In today’s age of modern technology, this might not seem as complicated as it once was. Most of us feel we know many people we’ve never met. However, in general, we get to know God the same way we get to know everyone we have a close, personal relationship with. We spend quality time together, we talk, we listen, and we try to find out as much as we can about the person. We invest a great deal of time in building our relationships with people in our earthly life we care about, and we must devote at least as much time building our relationships with God and Jesus Christ.
A good first step is to gather some factual knowledge. We have access to scriptures that teach us about God, and we can read them slowly and thoughtfully, not rushing through to meet a schedule, but pondering what they say. We can even start a journal of our thoughts as we read, or begin a notebook in which we record everything we learn about God as we read.
On the official church website, LDS.org there are many articles about both God and Jesus Christ. We can read the thoughts of church leaders and ordinary church members on God and Jesus, and learn their experiences with Them. These allow us to find ways to apply those insights to our own lives, and perhaps to better understand our relationship with God.
Of course, information isn’t enough. It creates a knowledgeable person, but it doesn’t create a personal relationship. To have a personal relationship, you must have communication. This communication comes through prayer, the way God created for us to stay in touch with Him while we’re away. Prayer is not a one-way form of communication. We can talk to God, and through the power of the Holy Ghost, He can also communicate with us, a part of the process often neglected when prayer is discussed.
Here’s a brief overview of how to pray: Begin by respectfully and lovingly addressing God. (Dear Heavenly Father, My beloved Father in Heaven, etc.) Then thank Him for everything you have received from Him. Spend some time in advance thinking this through, so you begin to develop an appreciation of the many blessings you have. Even the hardest life comes with blessings, but we have to pay attention to find them sometimes. Next, if you need something, ask for it. This can include a request to help build your relationship with God. Make sure what you’re asking for is righteous and really needed, and that it’s something you can’t give yourself, unless you’re asking Him to help you with the process of obtaining it. You can also spend time just talking to God about any subject that’s on your mind. It’s peaceful to talk to someone who really understands, and He, unlike your earthly friends, never complains you’re talking too long. Then close in the name of the Savior, Jesus Christ, and finish with the word Amen.

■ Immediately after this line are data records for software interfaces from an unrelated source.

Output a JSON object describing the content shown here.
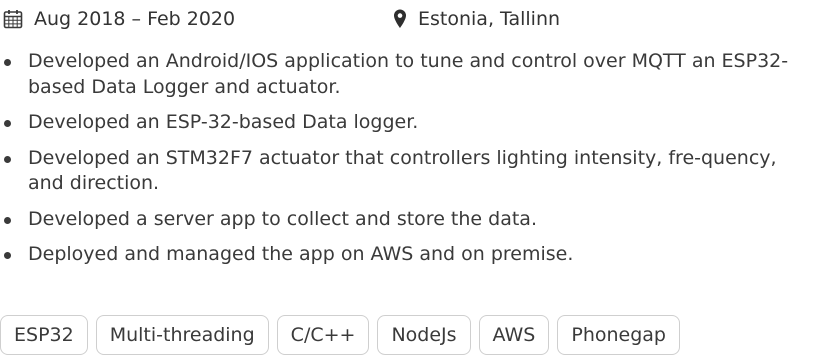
{
  "meta": {
    "date_icon": "calendar-icon",
    "date_range": "Aug 2018 – Feb 2020",
    "location_icon": "map-pin-icon",
    "location": "Estonia, Tallinn"
  },
  "bullets": [
    "Developed an Android/IOS application to tune and control over MQTT an ESP32-based Data Logger and actuator.",
    "Developed an ESP-32-based Data logger.",
    "Developed an STM32F7 actuator that controllers lighting intensity, fre-­quency, and direction.",
    "Developed a server app to collect and store the data.",
    "Deployed and managed the app on AWS and on premise."
  ],
  "tags": [
    "ESP32",
    "Multi-threading",
    "C/C++",
    "NodeJs",
    "AWS",
    "Phonegap"
  ]
}
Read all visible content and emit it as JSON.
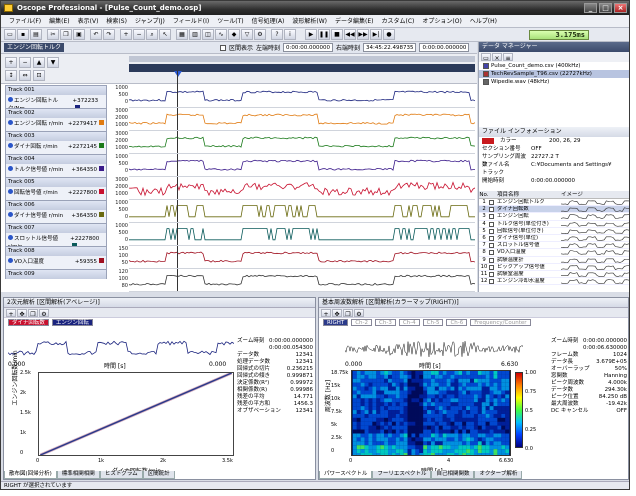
{
  "window": {
    "title": "Oscope Professional - [Pulse_Count_demo.osp]",
    "minimize": "_",
    "maximize": "□",
    "close": "×"
  },
  "menu": [
    "ファイル(F)",
    "編集(E)",
    "表示(V)",
    "検索(S)",
    "ジャンプ(J)",
    "フィールド(I)",
    "ツール(T)",
    "信号処理(A)",
    "波形解析(W)",
    "データ編集(E)",
    "カスタム(C)",
    "オプション(O)",
    "ヘルプ(H)"
  ],
  "toolbar": {
    "lcd": "3.175ms"
  },
  "subbar": {
    "group_label": "エンジン回転トルク",
    "check_label": "区間表示",
    "left_label": "左端時刻",
    "left_value": "0:00:00.000000",
    "right_label": "右端時刻",
    "right_value": "34:45:22.498735",
    "pos_value": "0:00:00.000000"
  },
  "tracks": [
    {
      "name": "Track 001",
      "label": "エンジン回転トルク/Nm",
      "value": "+372233",
      "color": "#1a237e",
      "axis": [
        "1000",
        "500",
        "0"
      ]
    },
    {
      "name": "Track 002",
      "label": "エンジン回転 r/min",
      "value": "+2279417",
      "color": "#e07a10",
      "axis": [
        "3000",
        "2000",
        "1000"
      ]
    },
    {
      "name": "Track 003",
      "label": "ダイナ回転 r/min",
      "value": "+2272145",
      "color": "#1a7a1a",
      "axis": [
        "3000",
        "2000",
        "1000"
      ]
    },
    {
      "name": "Track 004",
      "label": "トルク信号値 r/min",
      "value": "+364350",
      "color": "#3a1a8a",
      "axis": [
        "1000",
        "500",
        "0"
      ]
    },
    {
      "name": "Track 005",
      "label": "回転信号値 r/min",
      "value": "+2227800",
      "color": "#c8102e",
      "axis": [
        "3000",
        "2000",
        "1000"
      ]
    },
    {
      "name": "Track 006",
      "label": "ダイナ信号値 r/min",
      "value": "+364350",
      "color": "#6a6a10",
      "axis": [
        "1000",
        "500",
        "0"
      ]
    },
    {
      "name": "Track 007",
      "label": "スロットル信号値 r/min",
      "value": "+2227800",
      "color": "#0a5a5a",
      "axis": [
        "1000",
        "500",
        "0"
      ]
    },
    {
      "name": "Track 008",
      "label": "VO入口温度",
      "value": "+59355",
      "color": "#a01020",
      "axis": [
        "150",
        "100",
        "50"
      ]
    },
    {
      "name": "Track 009",
      "label": "",
      "value": "",
      "color": "#333333",
      "axis": [
        "120",
        "100",
        "80"
      ]
    }
  ],
  "data_manager": {
    "title": "データ マネージャー",
    "files": [
      {
        "name": "Pulse_Count_demo.csv (400kHz)",
        "selected": false,
        "color": "#4444aa"
      },
      {
        "name": "TechRevSample_T96.csv (22727kHz)",
        "selected": true,
        "color": "#aa3333"
      },
      {
        "name": "Wipedie.wav (48kHz)",
        "selected": false,
        "color": "#666666"
      }
    ]
  },
  "file_info": {
    "title": "ファイル インフォメーション",
    "rows": [
      {
        "k": "カラー",
        "v": "200, 26, 29"
      },
      {
        "k": "セクション番号",
        "v": "OFF"
      },
      {
        "k": "サンプリング周波数",
        "v": "22727.2 T"
      },
      {
        "k": "ファイル名",
        "v": "C:¥Documents and Settings¥"
      },
      {
        "k": "トラック",
        "v": ""
      },
      {
        "k": "開始時刻",
        "v": "0:00:00.000000"
      }
    ]
  },
  "item_list": {
    "head": [
      "No.",
      "項目名称",
      "イメージ"
    ],
    "rows": [
      {
        "no": "1",
        "name": "エンジン回転トルク",
        "sel": false
      },
      {
        "no": "2",
        "name": "ダイナ回転数",
        "sel": true
      },
      {
        "no": "3",
        "name": "エンジン回転",
        "sel": false
      },
      {
        "no": "4",
        "name": "トルク信号(単位付き)",
        "sel": false
      },
      {
        "no": "5",
        "name": "回転信号(単位付き)",
        "sel": false
      },
      {
        "no": "6",
        "name": "ダイナ信号(単位)",
        "sel": false
      },
      {
        "no": "7",
        "name": "スロットル信号値",
        "sel": false
      },
      {
        "no": "8",
        "name": "VO入口温度",
        "sel": false
      },
      {
        "no": "9",
        "name": "試験温度計",
        "sel": false
      },
      {
        "no": "10",
        "name": "ピックアップ信号値",
        "sel": false
      },
      {
        "no": "11",
        "name": "試験室温度",
        "sel": false
      },
      {
        "no": "12",
        "name": "エンジン冷却水温度",
        "sel": false
      }
    ]
  },
  "left_panel": {
    "title": "2次元解析 [区間解析(アベレージ)]",
    "chips": [
      "ダイナ回転数",
      "エンジン回転"
    ],
    "mini_xlabel": "時間 [s]",
    "mini_x": [
      "0.000",
      "0.000"
    ],
    "xy_xlabel": "ダイナ回転数/min",
    "xy_ylabel": "エンジン回転数/min",
    "xy_x": [
      "0",
      "1k",
      "2k",
      "3.5k"
    ],
    "xy_y": [
      "2.5k",
      "2k",
      "1.5k",
      "1k",
      "0"
    ],
    "stats": [
      [
        "ズーム時刻",
        "0:00:00.000000"
      ],
      [
        "",
        "0:00:00.054300"
      ],
      [
        "データ数",
        "12341"
      ],
      [
        "処理データ数",
        "12341"
      ],
      [
        "回帰式の切片",
        "0.236215"
      ],
      [
        "回帰式の傾き",
        "0.999871"
      ],
      [
        "決定係数(R²)",
        "0.99972"
      ],
      [
        "相関係数(R)",
        "0.99986"
      ],
      [
        "残差の平均",
        "14.771"
      ],
      [
        "残差の平方和",
        "1456.3"
      ],
      [
        "オブザベーション",
        "12341"
      ]
    ],
    "tabs": [
      "散布図(回帰分析)",
      "標準相関相関",
      "ヒストグラム",
      "区間統計"
    ]
  },
  "right_panel": {
    "title": "基本周波数解析 [区間解析(カラーマップ(RIGHT))]",
    "chips": [
      "RIGHT",
      "Ch-2",
      "Ch-3",
      "Ch-4",
      "Ch-5",
      "Ch-6",
      "Frequency/Counter"
    ],
    "mini_xlabel": "時間 [s]",
    "mini_x": [
      "0.000",
      "6.630"
    ],
    "map_xlabel": "時間 [s]",
    "map_ylabel": "周波数 [Hz]",
    "map_x": [
      "0",
      "4",
      "6.630"
    ],
    "map_y": [
      "18.75k",
      "15k",
      "10k",
      "7.5k",
      "5k",
      "2.5k",
      "0"
    ],
    "scale": [
      "1.00",
      "0.75",
      "0.5",
      "0.25",
      "0.0"
    ],
    "stats": [
      [
        "ズーム時刻",
        "0:00:00.000000"
      ],
      [
        "",
        "0:00:06.630000"
      ],
      [
        "フレーム数",
        "1024"
      ],
      [
        "データ長",
        "3.679E+05"
      ],
      [
        "オーバーラップ",
        "50%"
      ],
      [
        "窓関数",
        "Hanning"
      ],
      [
        "ピーク周波数",
        "4.000k"
      ],
      [
        "データ数",
        "294.30k"
      ],
      [
        "ピーク位置",
        "84.250 dB"
      ],
      [
        "最大周波数",
        "-19.42k"
      ],
      [
        "DC キャンセル",
        "OFF"
      ]
    ],
    "tabs": [
      "パワースペクトル",
      "フーリエスペクトル",
      "自己相関関数",
      "オクターブ解析"
    ]
  },
  "status": "RIGHT が選択されています"
}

Now the harder part begins. Most people get to this point, and jump up, rushing off to the rest of their day. However, before you close the prayer, sit quietly for a while and just listen. How can God answer you if you don’t wait for His answer? The answer can come to you in several ways. One way, the least common, is through a voice. This is more common in extreme emergencies where the Holy Ghost knows you need to hear Him right away. Another way is for thoughts to enter your mind. The third way, and the more common way, is for you to experience peacefulness in your mind when you’ve made the right decision, and a negative feeling when you’ve made the wrong decision.
This, of course, means you can’t just run to God with a question. You need to think the problem through and try to come up with your own solution. Then you take it to God for confirmation. God is a good parent and good parents never do for their children what their children can do for themselves.
The final step to building a relationship to God is, of course, to do His will. If we’re studying and praying, but then doing anything we want, our relationship with Him is empty and meaningless. “If ye love me, keep my commandments,” Jesus told his disciples. Mormon beliefs help guide its members to a close and personal relationship with God.